Paediatric Occupational Therapists

Paediatric Occupational Therapists work with children and young people to maximise their participation in daily life. This can include:

Self care (dressing, eating, toileting, sleeping, washing)
Productivity (Nursery activities or school work)
Leisure activities (playing, hobbies).
We aim to increase independence and participation with these skills.

Empowering parents and other people working with children is the key to achieving positive outcomes.

Occupational therapy is a person-centred profession concerned with promoting a balanced range of occupations to enhance health and wellbeing. Occupations refer to everything people do in the course of their daily life. Occupational therapists believe that everyone has the right to the opportunity to fulfil their potential.



Why might a child benefit from OT?

Children and young people may experience disruption to their occupations due to injury, illness/ disability, family circumstances, or at times of transition. Occupations for children and young people may include: areas of self-care (for example getting ready to go out, eating a meal, using the toilet); work or being productive (for example playing, attending school or university, volunteering, caring for others); and leisure (for example playing with friends, socialising with friends, completing hobbies or sports).
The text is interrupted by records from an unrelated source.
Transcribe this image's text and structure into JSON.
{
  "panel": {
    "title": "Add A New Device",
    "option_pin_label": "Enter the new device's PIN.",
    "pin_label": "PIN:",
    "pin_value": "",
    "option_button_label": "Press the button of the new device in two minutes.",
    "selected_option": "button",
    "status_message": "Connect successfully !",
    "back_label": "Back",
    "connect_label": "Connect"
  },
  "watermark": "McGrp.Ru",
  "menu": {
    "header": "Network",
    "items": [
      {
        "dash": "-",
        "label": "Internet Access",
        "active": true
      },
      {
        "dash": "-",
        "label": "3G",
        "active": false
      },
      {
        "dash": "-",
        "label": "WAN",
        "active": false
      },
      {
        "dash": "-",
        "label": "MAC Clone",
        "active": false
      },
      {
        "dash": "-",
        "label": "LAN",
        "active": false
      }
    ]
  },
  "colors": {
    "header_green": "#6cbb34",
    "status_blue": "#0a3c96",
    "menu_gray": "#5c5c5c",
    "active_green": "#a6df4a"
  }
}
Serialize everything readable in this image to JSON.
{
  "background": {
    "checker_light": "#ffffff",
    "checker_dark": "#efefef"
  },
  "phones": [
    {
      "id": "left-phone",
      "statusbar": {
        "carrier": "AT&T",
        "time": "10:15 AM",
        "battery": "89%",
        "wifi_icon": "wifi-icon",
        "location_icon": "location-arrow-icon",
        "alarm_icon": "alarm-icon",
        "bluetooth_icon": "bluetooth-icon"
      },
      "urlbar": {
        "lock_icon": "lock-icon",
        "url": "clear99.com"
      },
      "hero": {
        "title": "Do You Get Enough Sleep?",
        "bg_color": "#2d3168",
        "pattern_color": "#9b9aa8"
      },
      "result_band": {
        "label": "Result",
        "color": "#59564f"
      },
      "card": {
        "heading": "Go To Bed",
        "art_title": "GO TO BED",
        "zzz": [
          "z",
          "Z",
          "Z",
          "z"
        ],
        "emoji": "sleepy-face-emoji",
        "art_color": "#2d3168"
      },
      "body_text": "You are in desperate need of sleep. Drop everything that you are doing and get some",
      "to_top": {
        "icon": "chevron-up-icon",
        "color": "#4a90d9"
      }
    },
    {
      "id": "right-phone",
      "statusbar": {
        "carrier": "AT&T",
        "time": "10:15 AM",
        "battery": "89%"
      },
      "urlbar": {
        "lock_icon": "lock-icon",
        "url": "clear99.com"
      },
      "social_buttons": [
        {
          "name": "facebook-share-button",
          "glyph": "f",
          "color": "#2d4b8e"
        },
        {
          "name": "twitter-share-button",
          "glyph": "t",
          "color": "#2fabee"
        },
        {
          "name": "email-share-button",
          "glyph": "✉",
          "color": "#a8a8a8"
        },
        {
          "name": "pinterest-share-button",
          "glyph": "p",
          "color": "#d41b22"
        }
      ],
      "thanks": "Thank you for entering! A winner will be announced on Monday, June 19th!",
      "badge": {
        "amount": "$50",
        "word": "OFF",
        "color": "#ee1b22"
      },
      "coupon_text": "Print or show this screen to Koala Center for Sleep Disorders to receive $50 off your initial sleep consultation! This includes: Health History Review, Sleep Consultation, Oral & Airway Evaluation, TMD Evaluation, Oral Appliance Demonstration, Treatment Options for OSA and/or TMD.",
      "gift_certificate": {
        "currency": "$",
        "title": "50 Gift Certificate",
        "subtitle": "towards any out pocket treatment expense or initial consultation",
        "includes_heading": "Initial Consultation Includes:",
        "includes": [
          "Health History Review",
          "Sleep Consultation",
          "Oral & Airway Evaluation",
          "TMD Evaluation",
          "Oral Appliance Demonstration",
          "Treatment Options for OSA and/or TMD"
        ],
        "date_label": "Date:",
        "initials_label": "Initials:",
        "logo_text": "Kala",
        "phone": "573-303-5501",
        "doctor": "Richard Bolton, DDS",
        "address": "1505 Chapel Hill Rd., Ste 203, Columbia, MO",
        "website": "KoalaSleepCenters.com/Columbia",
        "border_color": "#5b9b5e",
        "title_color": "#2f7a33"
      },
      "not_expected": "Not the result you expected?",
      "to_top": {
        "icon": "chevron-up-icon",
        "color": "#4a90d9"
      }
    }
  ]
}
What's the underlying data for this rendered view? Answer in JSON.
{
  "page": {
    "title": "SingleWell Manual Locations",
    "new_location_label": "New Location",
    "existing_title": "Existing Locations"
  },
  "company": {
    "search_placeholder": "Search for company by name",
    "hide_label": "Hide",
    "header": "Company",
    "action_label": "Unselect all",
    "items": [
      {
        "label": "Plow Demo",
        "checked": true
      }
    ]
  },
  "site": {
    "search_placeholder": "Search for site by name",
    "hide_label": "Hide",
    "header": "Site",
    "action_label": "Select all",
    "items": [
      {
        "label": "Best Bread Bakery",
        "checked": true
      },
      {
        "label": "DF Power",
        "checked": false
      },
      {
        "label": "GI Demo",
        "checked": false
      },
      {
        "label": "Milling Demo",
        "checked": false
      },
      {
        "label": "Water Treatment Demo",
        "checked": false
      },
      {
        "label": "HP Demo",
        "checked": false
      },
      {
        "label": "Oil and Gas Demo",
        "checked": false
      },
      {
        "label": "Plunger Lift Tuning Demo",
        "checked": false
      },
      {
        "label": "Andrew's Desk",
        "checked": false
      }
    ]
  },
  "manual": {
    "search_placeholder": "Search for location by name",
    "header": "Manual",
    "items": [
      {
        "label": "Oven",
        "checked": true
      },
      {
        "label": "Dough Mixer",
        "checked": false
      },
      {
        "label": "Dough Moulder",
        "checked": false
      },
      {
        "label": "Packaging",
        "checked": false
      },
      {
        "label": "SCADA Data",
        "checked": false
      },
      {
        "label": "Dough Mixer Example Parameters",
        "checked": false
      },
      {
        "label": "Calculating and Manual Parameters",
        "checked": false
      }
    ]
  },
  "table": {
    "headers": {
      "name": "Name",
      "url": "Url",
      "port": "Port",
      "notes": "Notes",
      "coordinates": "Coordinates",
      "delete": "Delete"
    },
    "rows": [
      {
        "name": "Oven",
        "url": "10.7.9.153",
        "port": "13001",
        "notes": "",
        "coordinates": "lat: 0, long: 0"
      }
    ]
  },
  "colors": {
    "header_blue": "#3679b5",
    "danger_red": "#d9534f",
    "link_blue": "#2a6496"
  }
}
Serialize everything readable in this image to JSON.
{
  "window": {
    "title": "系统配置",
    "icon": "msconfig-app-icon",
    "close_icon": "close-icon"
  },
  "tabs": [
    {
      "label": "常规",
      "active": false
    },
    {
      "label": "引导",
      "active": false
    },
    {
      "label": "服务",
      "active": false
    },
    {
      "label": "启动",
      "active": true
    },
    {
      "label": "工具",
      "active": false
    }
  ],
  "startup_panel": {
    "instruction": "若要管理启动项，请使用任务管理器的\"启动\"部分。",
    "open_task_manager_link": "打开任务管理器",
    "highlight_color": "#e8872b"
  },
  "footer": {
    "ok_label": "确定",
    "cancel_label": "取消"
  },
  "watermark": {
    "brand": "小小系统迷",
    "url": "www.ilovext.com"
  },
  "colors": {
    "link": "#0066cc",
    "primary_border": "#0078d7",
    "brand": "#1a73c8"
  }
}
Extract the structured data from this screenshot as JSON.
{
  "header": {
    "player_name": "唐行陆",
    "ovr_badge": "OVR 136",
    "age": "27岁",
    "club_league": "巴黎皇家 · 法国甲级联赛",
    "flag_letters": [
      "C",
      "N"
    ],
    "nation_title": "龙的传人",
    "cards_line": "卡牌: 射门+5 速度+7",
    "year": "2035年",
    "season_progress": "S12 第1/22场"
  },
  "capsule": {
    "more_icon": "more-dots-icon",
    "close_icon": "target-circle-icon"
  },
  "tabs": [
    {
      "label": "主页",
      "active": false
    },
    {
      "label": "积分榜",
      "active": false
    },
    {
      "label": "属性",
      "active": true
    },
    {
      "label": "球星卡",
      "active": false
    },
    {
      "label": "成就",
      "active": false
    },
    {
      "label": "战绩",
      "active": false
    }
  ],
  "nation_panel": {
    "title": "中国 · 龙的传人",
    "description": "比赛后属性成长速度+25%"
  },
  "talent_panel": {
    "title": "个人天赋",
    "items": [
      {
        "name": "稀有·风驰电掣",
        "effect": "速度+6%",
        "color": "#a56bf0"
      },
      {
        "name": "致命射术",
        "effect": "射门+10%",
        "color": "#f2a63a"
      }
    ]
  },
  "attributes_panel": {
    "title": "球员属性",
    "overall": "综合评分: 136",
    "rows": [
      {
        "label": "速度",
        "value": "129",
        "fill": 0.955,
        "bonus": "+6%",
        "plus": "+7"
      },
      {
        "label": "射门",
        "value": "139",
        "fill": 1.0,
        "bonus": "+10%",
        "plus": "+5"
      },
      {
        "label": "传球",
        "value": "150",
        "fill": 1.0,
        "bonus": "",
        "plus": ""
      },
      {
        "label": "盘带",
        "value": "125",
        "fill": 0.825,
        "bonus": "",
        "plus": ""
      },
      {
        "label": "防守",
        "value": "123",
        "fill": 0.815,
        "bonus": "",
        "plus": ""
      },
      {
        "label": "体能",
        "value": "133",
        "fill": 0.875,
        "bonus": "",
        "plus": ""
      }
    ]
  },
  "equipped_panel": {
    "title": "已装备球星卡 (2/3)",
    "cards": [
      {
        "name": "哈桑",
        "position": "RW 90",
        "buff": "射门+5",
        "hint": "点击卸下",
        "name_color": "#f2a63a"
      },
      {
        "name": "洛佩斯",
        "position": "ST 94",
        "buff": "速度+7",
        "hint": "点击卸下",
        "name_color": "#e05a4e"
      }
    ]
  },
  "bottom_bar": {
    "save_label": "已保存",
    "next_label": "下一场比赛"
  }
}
Wants and Needs

Occupational therapists will spend time finding out about the child’s and family’s typical daily life and what they want, need or are expected to do. They will then work together with the child, family and other key people to evaluate what helps or hinders their involvement in daily life roles. Together, possible solutions will be developed, such as exploring alternative ways of doing things or making changes to the environment to support participation. (COT 2015)

Child Challenges

Any child or young person experiencing challenges with their Leisure, Self Care, School work or Play due to : Illness, a condition, or family circumstance.

This could include the following:

  • Autistic Spectrum Condition
  • Developmental Co-ordination Disorder (DCD)/Dyspraxia
  • Sensory Processing Difficulties
  • Developmental Delay
  • Learning difficulties
  • Dyslexia
  • Down’s Syndrome
  • ADHD- Attention Deficit Hyperactivity Disorder
  • Cerebral Palsy
  • Muscular Dystrophy
  • Other genetic or physical disabilities
  • Attachment disorders
  • Those who have experienced trauma